PHILADELPHIA (CBS) — Welcome to the world of Coldplay.
First for them, here’s the good news. Last night during Thursday Night Football it was announced that the UK band will headline the Super Bowl 50 halftime show, and this morning they woke up to find their new album A Head Full Of Dreams is tops on iTunes.
The bad news is that the response to both has been “meh” at best.
With Beyonce and Taylor Swift still existing on our planet, anything else would have been a letdown for the world’s biggest halftime show – yet still Coldplay seems an extra boring choice. The album has been kept off of Spotify as the service continues to fail its subscribers, yet there’s no outrage and buying frenzy like there was just two weeks ago when Adele played the same card. The album itself is getting middling reviews across the internet as guest stars Beyonce, ex-wife Gwyneth Paltrow, Noel Gallagher, and even the President are not enough to gin up interest for some music fans. I myself couldn’t even justify pressing “buy” for the album today to review it, and I spent three bucks in the same apple store this week on an app that turns my pictures into paintings.
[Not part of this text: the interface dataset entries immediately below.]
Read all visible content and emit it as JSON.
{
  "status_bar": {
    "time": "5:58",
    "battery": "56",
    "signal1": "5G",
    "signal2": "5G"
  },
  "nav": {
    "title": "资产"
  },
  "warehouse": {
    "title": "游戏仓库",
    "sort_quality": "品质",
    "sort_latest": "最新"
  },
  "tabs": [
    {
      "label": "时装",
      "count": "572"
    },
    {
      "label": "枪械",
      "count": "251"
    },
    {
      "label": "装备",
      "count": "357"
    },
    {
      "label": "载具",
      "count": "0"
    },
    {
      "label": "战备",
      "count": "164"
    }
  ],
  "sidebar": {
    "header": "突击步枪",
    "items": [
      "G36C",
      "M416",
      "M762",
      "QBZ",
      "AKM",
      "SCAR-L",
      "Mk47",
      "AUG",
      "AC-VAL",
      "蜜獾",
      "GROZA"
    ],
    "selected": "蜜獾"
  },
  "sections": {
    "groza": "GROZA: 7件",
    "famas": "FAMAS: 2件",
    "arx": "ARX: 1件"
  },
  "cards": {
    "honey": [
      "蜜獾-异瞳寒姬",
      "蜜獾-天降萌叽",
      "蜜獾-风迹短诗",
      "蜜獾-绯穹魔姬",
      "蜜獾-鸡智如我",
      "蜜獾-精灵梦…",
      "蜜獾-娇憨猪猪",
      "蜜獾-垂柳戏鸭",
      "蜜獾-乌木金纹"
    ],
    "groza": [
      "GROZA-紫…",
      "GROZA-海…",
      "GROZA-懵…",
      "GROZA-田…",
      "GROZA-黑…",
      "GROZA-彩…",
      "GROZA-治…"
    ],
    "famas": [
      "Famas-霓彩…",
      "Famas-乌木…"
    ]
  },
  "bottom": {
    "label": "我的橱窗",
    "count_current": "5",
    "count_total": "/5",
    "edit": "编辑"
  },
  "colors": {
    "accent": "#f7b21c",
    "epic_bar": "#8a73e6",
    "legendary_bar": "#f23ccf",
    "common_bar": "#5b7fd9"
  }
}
Today Coldplay will sell records, but they haven’t mattered to the culture for a long time.
There’s no urgency or excitement when it comes to Coldplay, yet they remain one of the biggest bands in the world. A song hits just often enough to remind you they are there, but for the most part they are built on legacy now. It’s not completely unlike U2 who enjoy top-tier status as well but mostly based on previous incarnations – however they continue to pack stadiums and sell albums. We all complained when we got the last U2 album for free, yet they had the third highest grossing tour of the summer.
Certainly A Head Full Of Dreams will have its moments, but its release has played out in public more as a vessel to continue a career than anything packing emotional power.
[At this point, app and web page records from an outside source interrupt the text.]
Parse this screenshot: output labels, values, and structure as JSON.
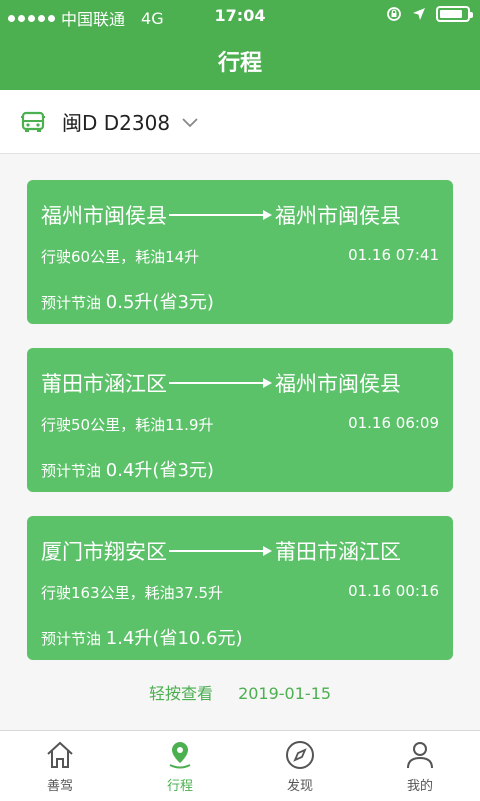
{
  "status": {
    "carrier": "中国联通",
    "network": "4G",
    "time": "17:04",
    "battery_level": 0.85
  },
  "header": {
    "title": "行程"
  },
  "vehicle": {
    "plate": "闽D D2308"
  },
  "trips": [
    {
      "from": "福州市闽侯县",
      "to": "福州市闽侯县",
      "stats": "行驶60公里，耗油14升",
      "time": "01.16 07:41",
      "save_label": "预计节油",
      "save_value": "0.5升(省3元)"
    },
    {
      "from": "莆田市涵江区",
      "to": "福州市闽侯县",
      "stats": "行驶50公里，耗油11.9升",
      "time": "01.16 06:09",
      "save_label": "预计节油",
      "save_value": "0.4升(省3元)"
    },
    {
      "from": "厦门市翔安区",
      "to": "莆田市涵江区",
      "stats": "行驶163公里，耗油37.5升",
      "time": "01.16 00:16",
      "save_label": "预计节油",
      "save_value": "1.4升(省10.6元)"
    }
  ],
  "footer": {
    "hint": "轻按查看",
    "date": "2019-01-15"
  },
  "tabs": [
    {
      "label": "善驾",
      "icon": "house-icon"
    },
    {
      "label": "行程",
      "icon": "location-pin-icon",
      "active": true
    },
    {
      "label": "发现",
      "icon": "compass-icon"
    },
    {
      "label": "我的",
      "icon": "person-icon"
    }
  ],
  "colors": {
    "accent": "#4caf50",
    "card": "#5cc26a"
  }
}
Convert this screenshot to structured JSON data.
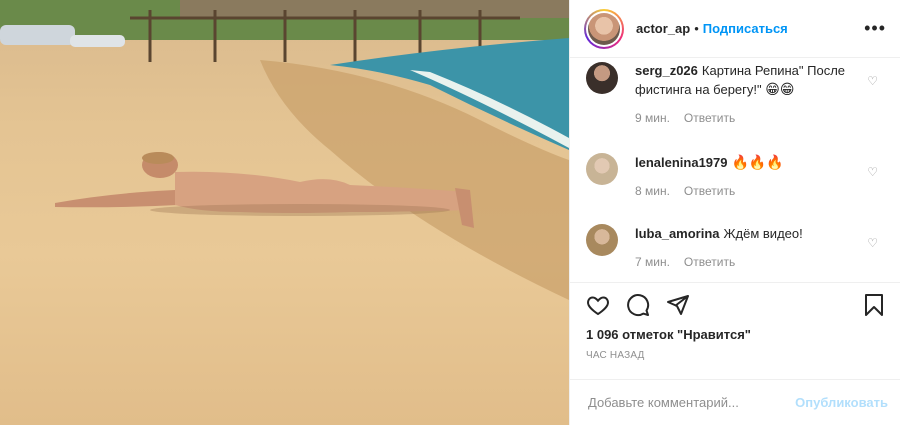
{
  "colors": {
    "accent": "#0095f6",
    "muted": "#8e8e8e",
    "publish_disabled": "#b2dffc"
  },
  "header": {
    "username": "actor_ap",
    "separator": "•",
    "follow_label": "Подписаться",
    "more_icon": "more-horizontal-icon"
  },
  "comments": [
    {
      "user": "serg_z026",
      "text": "Картина Репина\" После фистинга на берегу!\"",
      "emoji": "😁😁",
      "time": "9 мин.",
      "reply": "Ответить"
    },
    {
      "user": "lenalenina1979",
      "text": "",
      "emoji": "🔥🔥🔥",
      "time": "8 мин.",
      "reply": "Ответить"
    },
    {
      "user": "luba_amorina",
      "text": "Ждём видео!",
      "emoji": "",
      "time": "7 мин.",
      "reply": "Ответить"
    }
  ],
  "actions": {
    "like_icon": "heart-icon",
    "comment_icon": "comment-icon",
    "share_icon": "share-icon",
    "save_icon": "bookmark-icon",
    "likes_text": "1 096 отметок \"Нравится\"",
    "time_ago": "ЧАС НАЗАД"
  },
  "add_comment": {
    "placeholder": "Добавьте комментарий...",
    "publish_label": "Опубликовать"
  }
}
This is way more about the public perception of Coldplay than it is the band’s actual output. I’m sure A Head Full Of Dreams is an alright record which has a song you like dancing to on it and a song that’s atmospheric and vaguely sentimental enough to remind you of whatever person or thing you want to attach it to – they are good for one of each every once in a while. But will they stick? Has anything stuck for the past couple years? Do you hear “Every Teardrop Is A Waterfall” and say “crank it up” or ever reach for “Magic” when you need to sink into a song?
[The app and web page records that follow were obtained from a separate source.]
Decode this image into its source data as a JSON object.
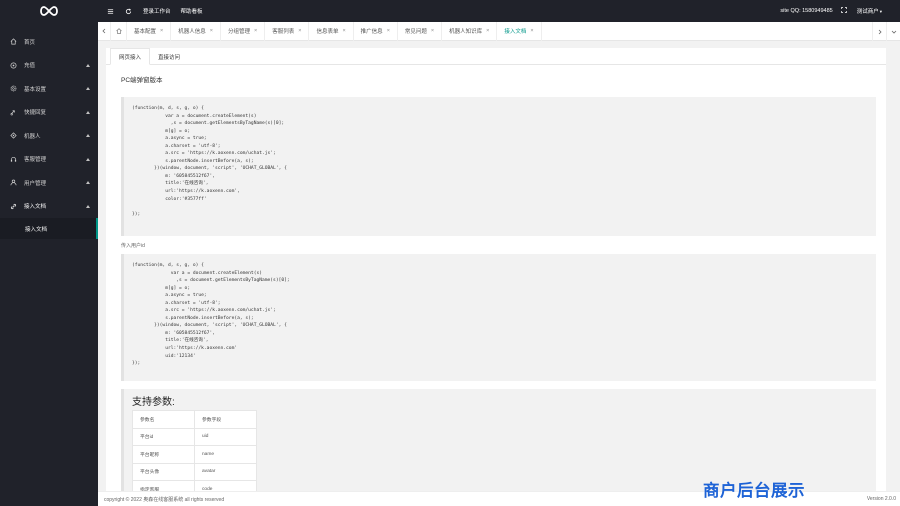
{
  "header": {
    "home_link": "登录工作台",
    "kanban_link": "帮助看板",
    "qq_label": "site QQ:",
    "qq_number": "1580949485",
    "user": "测试商户"
  },
  "sidebar": {
    "items": [
      {
        "label": "首页",
        "icon": "home-icon"
      },
      {
        "label": "充值",
        "icon": "coin-icon"
      },
      {
        "label": "基本设置",
        "icon": "gear-icon"
      },
      {
        "label": "快捷回复",
        "icon": "reply-icon"
      },
      {
        "label": "机器人",
        "icon": "robot-icon"
      },
      {
        "label": "客服管理",
        "icon": "headset-icon"
      },
      {
        "label": "用户管理",
        "icon": "user-icon"
      },
      {
        "label": "接入文档",
        "icon": "link-icon"
      }
    ],
    "subitem": "接入文档"
  },
  "tabs": [
    {
      "label": "基本配置"
    },
    {
      "label": "机器人信息"
    },
    {
      "label": "分组管理"
    },
    {
      "label": "客服列表"
    },
    {
      "label": "信息表单"
    },
    {
      "label": "推广信息"
    },
    {
      "label": "常见问题"
    },
    {
      "label": "机器人知识库"
    },
    {
      "label": "接入文档"
    }
  ],
  "subtabs": {
    "web": "网页接入",
    "direct": "直接访问"
  },
  "content": {
    "title": "PC端弹窗版本",
    "code1": "(function(m, d, s, g, o) {\n            var a = document.createElement(s)\n              ,s = document.getElementsByTagName(s)[0];\n            m[g] = o;\n            a.async = true;\n            a.charset = 'utf-8';\n            a.src = 'https://k.aoxenn.com/uchat.js';\n            s.parentNode.insertBefore(a, s);\n        })(window, document, 'script', 'UCHAT_GLOBAL', {\n            m: '605845512f67',\n            title:'在线咨询',\n            url:'https://k.aoxenn.com',\n            color:'#3577ff'\n\n});",
    "uid_label": "传入用户id",
    "code2": "(function(m, d, s, g, o) {\n              var a = document.createElement(s)\n                ,s = document.getElementsByTagName(s)[0];\n            m[g] = o;\n            a.async = true;\n            a.charset = 'utf-8';\n            a.src = 'https://k.aoxenn.com/uchat.js';\n            s.parentNode.insertBefore(a, s);\n        })(window, document, 'script', 'UCHAT_GLOBAL', {\n            m: '605845512f67',\n            title:'在线咨询',\n            url:'https://k.aoxenn.com'\n            uid:'12134'\n});",
    "params_title": "支持参数:",
    "params_headers": [
      "参数名",
      "参数字段"
    ],
    "params_rows": [
      [
        "平台id",
        "uid"
      ],
      [
        "平台昵称",
        "name"
      ],
      [
        "平台头像",
        "avatar"
      ],
      [
        "指定客服",
        "code"
      ]
    ]
  },
  "footer": {
    "copyright": "copyright © 2022 奥森在线客服系统 all rights reserved",
    "version": "Version 2.0.0"
  },
  "watermark": "商户后台展示",
  "colors": {
    "sidebar_bg": "#20222a",
    "accent": "#009688",
    "watermark": "#1e63d6"
  }
}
It’s an amazing thing for a band to be so successful, play the biggest stage in music, drop a chart-topping album and still be ho-hum to a large sector of the population. Not that this is anything new though for Coldplay, which makes their staying power even more impressive.
During a video game session, Paul Rudd teases Seth Rogen in the 2005 movie “The 40 Year Old Virgin”.
“You know how I know you’re gay?” asks Rudd.
“How?” Rogen responds.
“You like Coldplay” answers Rudd.
Somehow in ten years we’ve realized as a society that “gay” is not an insult, but for many liking Coldplay still is.
Also out this week is the grimey and hook-heavy When It’s Dark Out from G-Eazy. Building off the strength on last year’s These Things Happen, the Oakland rapper is back with a more impressive effort and guest spots from Big Sean and playful voice of Bebe Rexha. Plus there’s new music today from Rick Ross, the still smooth Babyface, and an expansive reissue of The River from Bruce Springsteen.